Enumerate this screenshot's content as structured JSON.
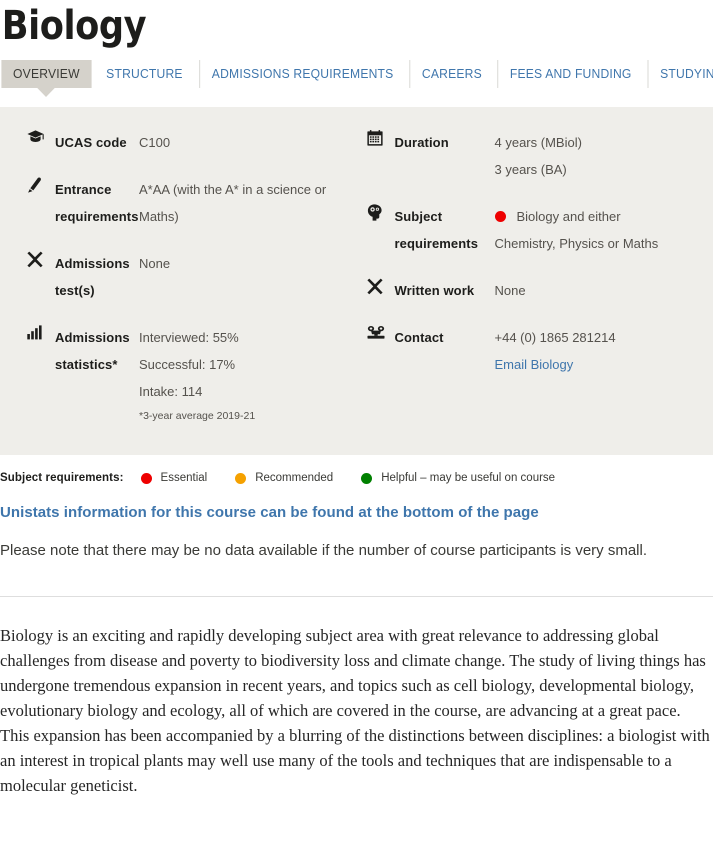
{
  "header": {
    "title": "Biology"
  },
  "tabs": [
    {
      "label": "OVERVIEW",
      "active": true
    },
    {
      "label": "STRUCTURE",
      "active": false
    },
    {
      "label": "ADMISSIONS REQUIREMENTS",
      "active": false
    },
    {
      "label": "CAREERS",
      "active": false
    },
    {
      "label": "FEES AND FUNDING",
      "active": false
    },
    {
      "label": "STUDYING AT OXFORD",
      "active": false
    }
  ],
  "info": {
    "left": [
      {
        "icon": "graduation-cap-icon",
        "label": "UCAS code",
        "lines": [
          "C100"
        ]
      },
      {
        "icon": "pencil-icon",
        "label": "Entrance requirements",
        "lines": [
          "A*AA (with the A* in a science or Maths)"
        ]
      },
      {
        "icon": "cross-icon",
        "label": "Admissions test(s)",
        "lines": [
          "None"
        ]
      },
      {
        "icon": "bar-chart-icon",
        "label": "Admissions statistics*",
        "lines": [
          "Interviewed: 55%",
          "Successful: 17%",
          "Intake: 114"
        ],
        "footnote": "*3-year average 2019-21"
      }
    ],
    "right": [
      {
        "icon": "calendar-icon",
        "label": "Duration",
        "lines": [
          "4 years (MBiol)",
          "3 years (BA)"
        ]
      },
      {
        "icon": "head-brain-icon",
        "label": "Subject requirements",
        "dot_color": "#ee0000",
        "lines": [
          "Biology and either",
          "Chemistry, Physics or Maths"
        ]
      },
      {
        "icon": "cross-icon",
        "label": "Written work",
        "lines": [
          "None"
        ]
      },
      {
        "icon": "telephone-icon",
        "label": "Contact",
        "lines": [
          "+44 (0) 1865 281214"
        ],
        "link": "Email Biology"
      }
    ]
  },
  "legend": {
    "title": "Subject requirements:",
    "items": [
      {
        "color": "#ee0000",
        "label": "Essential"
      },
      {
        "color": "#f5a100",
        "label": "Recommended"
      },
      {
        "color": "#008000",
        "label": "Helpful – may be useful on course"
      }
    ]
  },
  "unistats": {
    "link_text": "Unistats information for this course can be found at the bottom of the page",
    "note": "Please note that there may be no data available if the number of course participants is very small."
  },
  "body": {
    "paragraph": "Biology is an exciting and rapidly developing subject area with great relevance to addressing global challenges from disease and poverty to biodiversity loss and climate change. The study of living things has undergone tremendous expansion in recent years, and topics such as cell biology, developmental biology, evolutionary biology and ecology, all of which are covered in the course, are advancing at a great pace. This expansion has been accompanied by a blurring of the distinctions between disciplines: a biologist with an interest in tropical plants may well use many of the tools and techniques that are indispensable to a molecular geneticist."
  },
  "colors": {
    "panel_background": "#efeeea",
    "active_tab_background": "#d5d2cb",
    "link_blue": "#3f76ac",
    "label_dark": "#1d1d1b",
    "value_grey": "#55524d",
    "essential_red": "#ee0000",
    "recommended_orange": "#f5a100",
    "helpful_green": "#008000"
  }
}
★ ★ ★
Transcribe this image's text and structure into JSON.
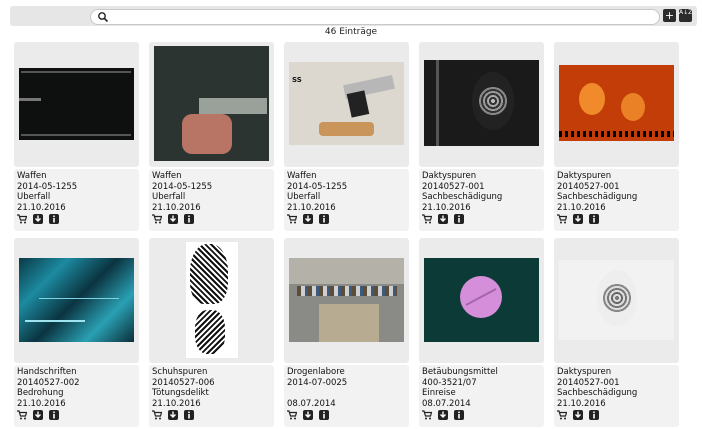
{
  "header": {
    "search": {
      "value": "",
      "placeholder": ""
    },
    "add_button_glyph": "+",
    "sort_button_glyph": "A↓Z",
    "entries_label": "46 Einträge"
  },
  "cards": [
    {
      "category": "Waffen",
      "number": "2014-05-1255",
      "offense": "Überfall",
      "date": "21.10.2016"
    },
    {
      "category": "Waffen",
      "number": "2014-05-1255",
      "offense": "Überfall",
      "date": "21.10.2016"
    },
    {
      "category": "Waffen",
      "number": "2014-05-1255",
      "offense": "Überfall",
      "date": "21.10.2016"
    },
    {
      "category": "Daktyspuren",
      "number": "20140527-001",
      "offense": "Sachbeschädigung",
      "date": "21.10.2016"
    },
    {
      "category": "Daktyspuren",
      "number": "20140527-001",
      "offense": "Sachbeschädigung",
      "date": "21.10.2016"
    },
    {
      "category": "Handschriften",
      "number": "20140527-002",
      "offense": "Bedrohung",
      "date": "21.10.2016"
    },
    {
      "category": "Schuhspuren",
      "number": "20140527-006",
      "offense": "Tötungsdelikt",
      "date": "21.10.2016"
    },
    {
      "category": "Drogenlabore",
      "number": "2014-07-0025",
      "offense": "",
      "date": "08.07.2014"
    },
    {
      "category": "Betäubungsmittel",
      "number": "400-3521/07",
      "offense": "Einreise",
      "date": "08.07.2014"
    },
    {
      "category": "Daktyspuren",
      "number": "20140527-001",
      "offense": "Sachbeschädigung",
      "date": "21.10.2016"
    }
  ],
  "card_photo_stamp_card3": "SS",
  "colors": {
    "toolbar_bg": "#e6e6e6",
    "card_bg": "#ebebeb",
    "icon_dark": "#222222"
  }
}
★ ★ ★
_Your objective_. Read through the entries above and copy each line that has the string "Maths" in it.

_Result_.
          "A*AA (with the A* in a science or Maths)"
          "Chemistry, Physics or Maths"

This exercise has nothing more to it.